Collected data
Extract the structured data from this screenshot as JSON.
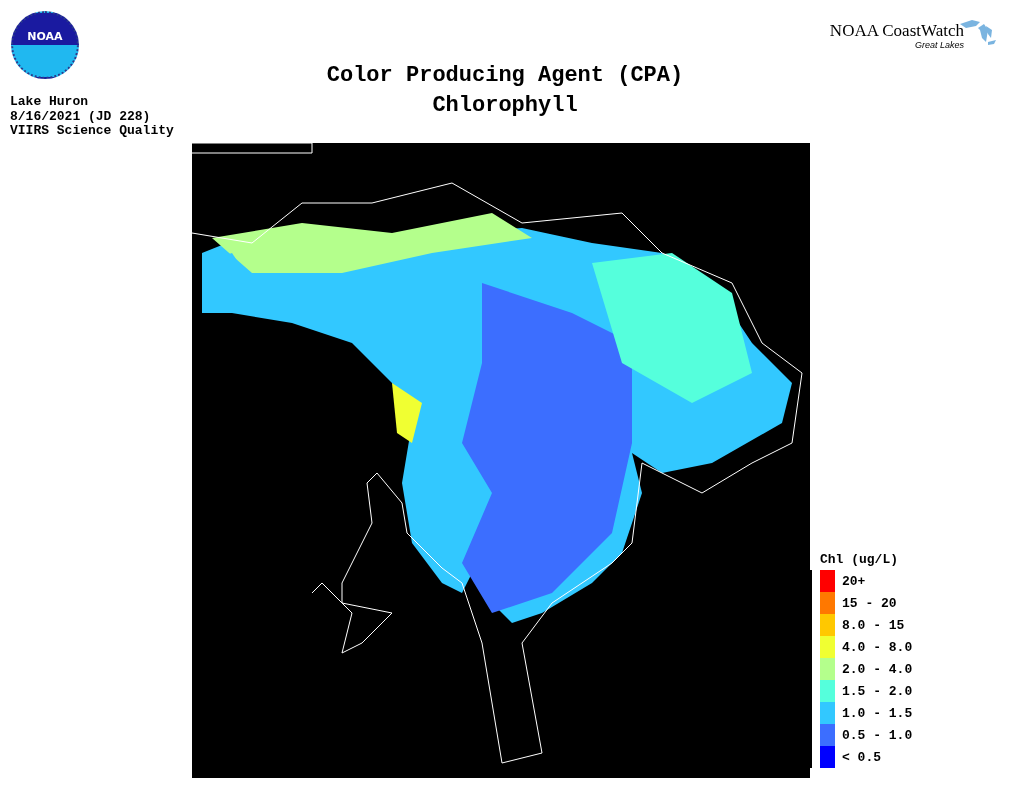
{
  "header": {
    "logo_text": "NOAA",
    "brand": "NOAA CoastWatch",
    "brand_sub": "Great Lakes"
  },
  "title": [
    "Color Producing Agent (CPA)",
    "Chlorophyll"
  ],
  "info": [
    "Lake Huron",
    "8/16/2021 (JD 228)",
    "VIIRS Science Quality"
  ],
  "legend": {
    "title": "Chl (ug/L)",
    "items": [
      {
        "label": "20+",
        "color": "#ff0000"
      },
      {
        "label": "15 - 20",
        "color": "#ff7800"
      },
      {
        "label": "8.0 - 15",
        "color": "#ffc800"
      },
      {
        "label": "4.0 - 8.0",
        "color": "#f0ff32"
      },
      {
        "label": "2.0 - 4.0",
        "color": "#b4ff8c"
      },
      {
        "label": "1.5 - 2.0",
        "color": "#55ffdc"
      },
      {
        "label": "1.0 - 1.5",
        "color": "#32c8ff"
      },
      {
        "label": "0.5 - 1.0",
        "color": "#3c6eff"
      },
      {
        "label": "< 0.5",
        "color": "#0000ff"
      }
    ]
  }
}
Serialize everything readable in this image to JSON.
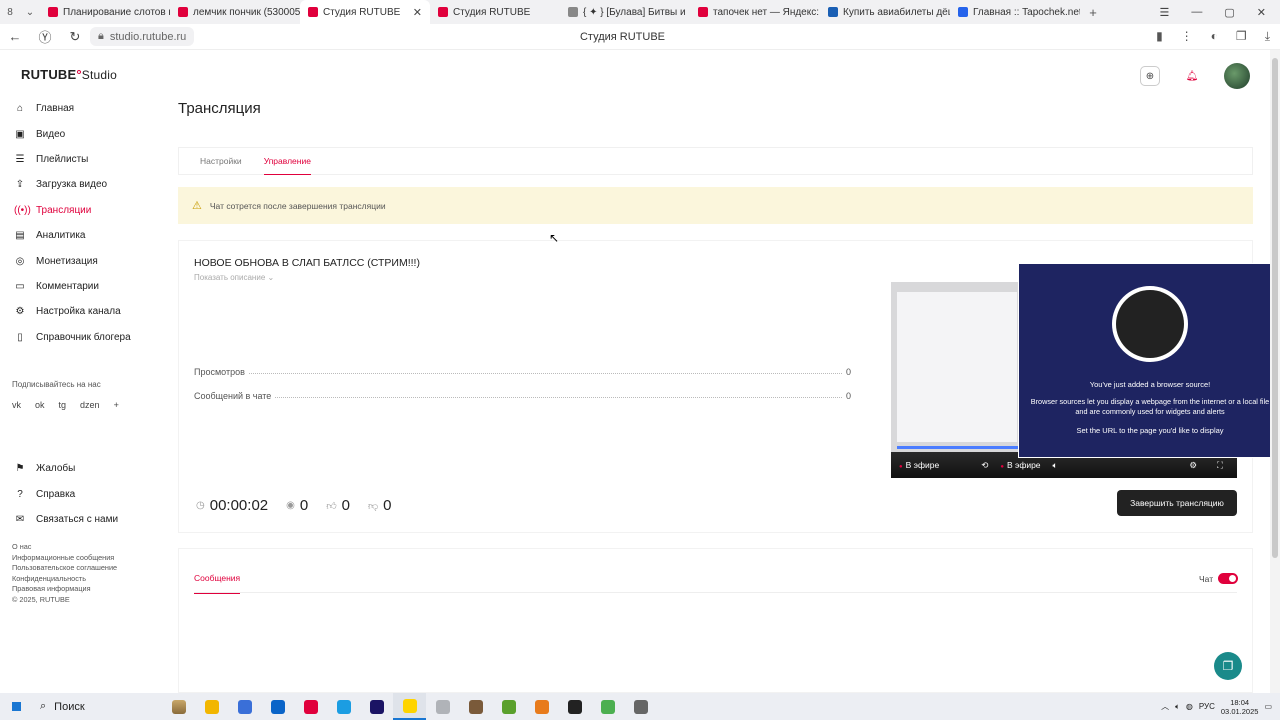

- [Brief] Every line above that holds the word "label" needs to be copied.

- [Answer]
        "label": "20+",
        "label": "15 - 20",
        "label": "8.0 - 15",
        "label": "4.0 - 8.0",
        "label": "2.0 - 4.0",
        "label": "1.5 - 2.0",
        "label": "1.0 - 1.5",
        "label": "0.5 - 1.0",
        "label": "< 0.5",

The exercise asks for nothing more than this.